Meningitis is an inflammation of the membranes (meninges) surrounding your brain and spinal cord.
The swelling from meningitis typically triggers symptoms such as headache, fever and a stiff neck.
Most cases of meningitis in the U.S. are caused by a viral infection, but bacterial and fungal infections are other causes. Some cases of meningitis improve without treatment in a few weeks. Others can be life-threatening and require emergent antibiotic treatment.
Seek immediate medical care if you suspect that someone has meningitis. Early treatment of bacterial meningitis can prevent serious complications.
What You Need to Know
Early meningitis symptoms may mimic the flu (influenza). Symptoms may develop over several hours or over a few days.
Possible signs and symptoms in anyone older than the age of 2 include:
- Sudden high fever
- Stiff neck
- Severe headache that seems different than normal
- Headache with nausea or vomiting
- Confusion or difficulty concentrating
- Sleepiness or difficulty waking
- Sensitivity to light
- No appetite or thirst
- Skin rash (sometimes, such as in meningococcal meningitis)
The treatment depends on the type of meningitis you or your child has.
Acute bacterial meningitis must be treated immediately with intravenous antibiotics and, more recently, corticosteroids. This helps to ensure recovery and reduce the risk of complications, such as brain swelling and seizures.
The antibiotic or combination of antibiotics depends on the type of bacteria causing the infection. Your doctor may recommend a broad-spectrum antibiotic until he or she can determine the exact cause of the meningitis.
Your doctor may drain any infected sinuses or mastoids — the bones behind the outer ear that connect to the middle ear.
Antibiotics can't cure viral meningitis, and most cases improve on their own in several weeks. Treatment of mild cases of viral meningitis usually includes:
- Bed rest
- Plenty of fluids
- Over-the-counter pain medications to help reduce fever and relieve body aches
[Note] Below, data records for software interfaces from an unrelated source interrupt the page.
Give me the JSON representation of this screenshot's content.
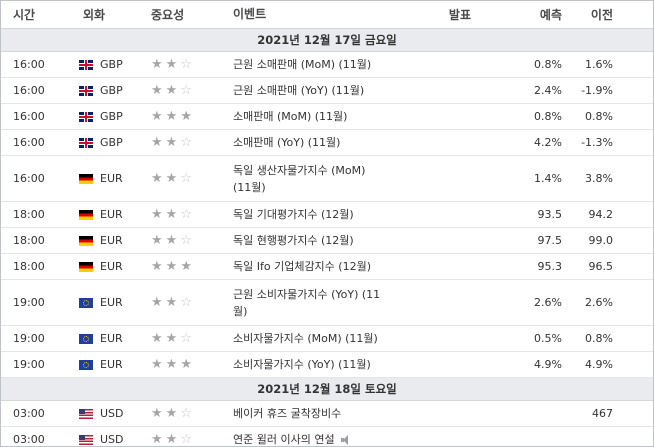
{
  "header": {
    "time": "시간",
    "currency": "외화",
    "importance": "중요성",
    "event": "이벤트",
    "actual": "발표",
    "forecast": "예측",
    "previous": "이전"
  },
  "groups": [
    {
      "date": "2021년 12월 17일 금요일",
      "rows": [
        {
          "time": "16:00",
          "flag": "gbp",
          "currency": "GBP",
          "stars": 2,
          "event_line1": "근원 소매판매 (MoM) (11월)",
          "event_line2": "",
          "actual": "",
          "forecast": "0.8%",
          "previous": "1.6%"
        },
        {
          "time": "16:00",
          "flag": "gbp",
          "currency": "GBP",
          "stars": 2,
          "event_line1": "근원 소매판매 (YoY) (11월)",
          "event_line2": "",
          "actual": "",
          "forecast": "2.4%",
          "previous": "-1.9%"
        },
        {
          "time": "16:00",
          "flag": "gbp",
          "currency": "GBP",
          "stars": 3,
          "event_line1": "소매판매 (MoM) (11월)",
          "event_line2": "",
          "actual": "",
          "forecast": "0.8%",
          "previous": "0.8%"
        },
        {
          "time": "16:00",
          "flag": "gbp",
          "currency": "GBP",
          "stars": 2,
          "event_line1": "소매판매 (YoY) (11월)",
          "event_line2": "",
          "actual": "",
          "forecast": "4.2%",
          "previous": "-1.3%"
        },
        {
          "time": "16:00",
          "flag": "eur-de",
          "currency": "EUR",
          "stars": 2,
          "event_line1": "독일 생산자물가지수 (MoM)",
          "event_line2": "(11월)",
          "actual": "",
          "forecast": "1.4%",
          "previous": "3.8%"
        },
        {
          "time": "18:00",
          "flag": "eur-de",
          "currency": "EUR",
          "stars": 2,
          "event_line1": "독일 기대평가지수 (12월)",
          "event_line2": "",
          "actual": "",
          "forecast": "93.5",
          "previous": "94.2"
        },
        {
          "time": "18:00",
          "flag": "eur-de",
          "currency": "EUR",
          "stars": 2,
          "event_line1": "독일 현행평가지수 (12월)",
          "event_line2": "",
          "actual": "",
          "forecast": "97.5",
          "previous": "99.0"
        },
        {
          "time": "18:00",
          "flag": "eur-de",
          "currency": "EUR",
          "stars": 3,
          "event_line1": "독일 Ifo 기업체감지수 (12월)",
          "event_line2": "",
          "actual": "",
          "forecast": "95.3",
          "previous": "96.5"
        },
        {
          "time": "19:00",
          "flag": "eur-eu",
          "currency": "EUR",
          "stars": 2,
          "event_line1": "근원 소비자물가지수 (YoY) (11",
          "event_line2": "월)",
          "actual": "",
          "forecast": "2.6%",
          "previous": "2.6%"
        },
        {
          "time": "19:00",
          "flag": "eur-eu",
          "currency": "EUR",
          "stars": 2,
          "event_line1": "소비자물가지수 (MoM) (11월)",
          "event_line2": "",
          "actual": "",
          "forecast": "0.5%",
          "previous": "0.8%"
        },
        {
          "time": "19:00",
          "flag": "eur-eu",
          "currency": "EUR",
          "stars": 3,
          "event_line1": "소비자물가지수 (YoY) (11월)",
          "event_line2": "",
          "actual": "",
          "forecast": "4.9%",
          "previous": "4.9%"
        }
      ]
    },
    {
      "date": "2021년 12월 18일 토요일",
      "rows": [
        {
          "time": "03:00",
          "flag": "usd",
          "currency": "USD",
          "stars": 2,
          "event_line1": "베이커 휴즈 굴착장비수",
          "event_line2": "",
          "actual": "",
          "forecast": "",
          "previous": "467"
        },
        {
          "time": "03:00",
          "flag": "usd",
          "currency": "USD",
          "stars": 2,
          "event_line1": "연준 윌러 이사의 연설",
          "event_line2": "",
          "speech": true,
          "actual": "",
          "forecast": "",
          "previous": ""
        }
      ]
    }
  ],
  "colors": {
    "header_bg": "#ffffff",
    "date_row_bg": "#e9ebee",
    "star_on": "#a6a6a6",
    "star_off": "#c6c6c6",
    "border": "#bfc3c8"
  },
  "icons": {
    "speech": "speaker-icon",
    "star": "star-icon"
  }
}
Your doctor may prescribe corticosteroids to reduce swelling in the brain, and an anticonvulsant medication to control seizures. If a herpes virus caused your meningitis, an antiviral medication is available.
Vaccines can help prevent this serious and potentially fatal illness. The standard meningitis vaccine does not protect against the meningitis B serotype, which causes about one-third of meningitis cases. Fortunately, a relatively new vaccine protects against meningitis B.
How to get vaccinated?
- Contact your health provider and make an appointment
- Call or stop by your local pharmacy
- Wayne County Public Health Department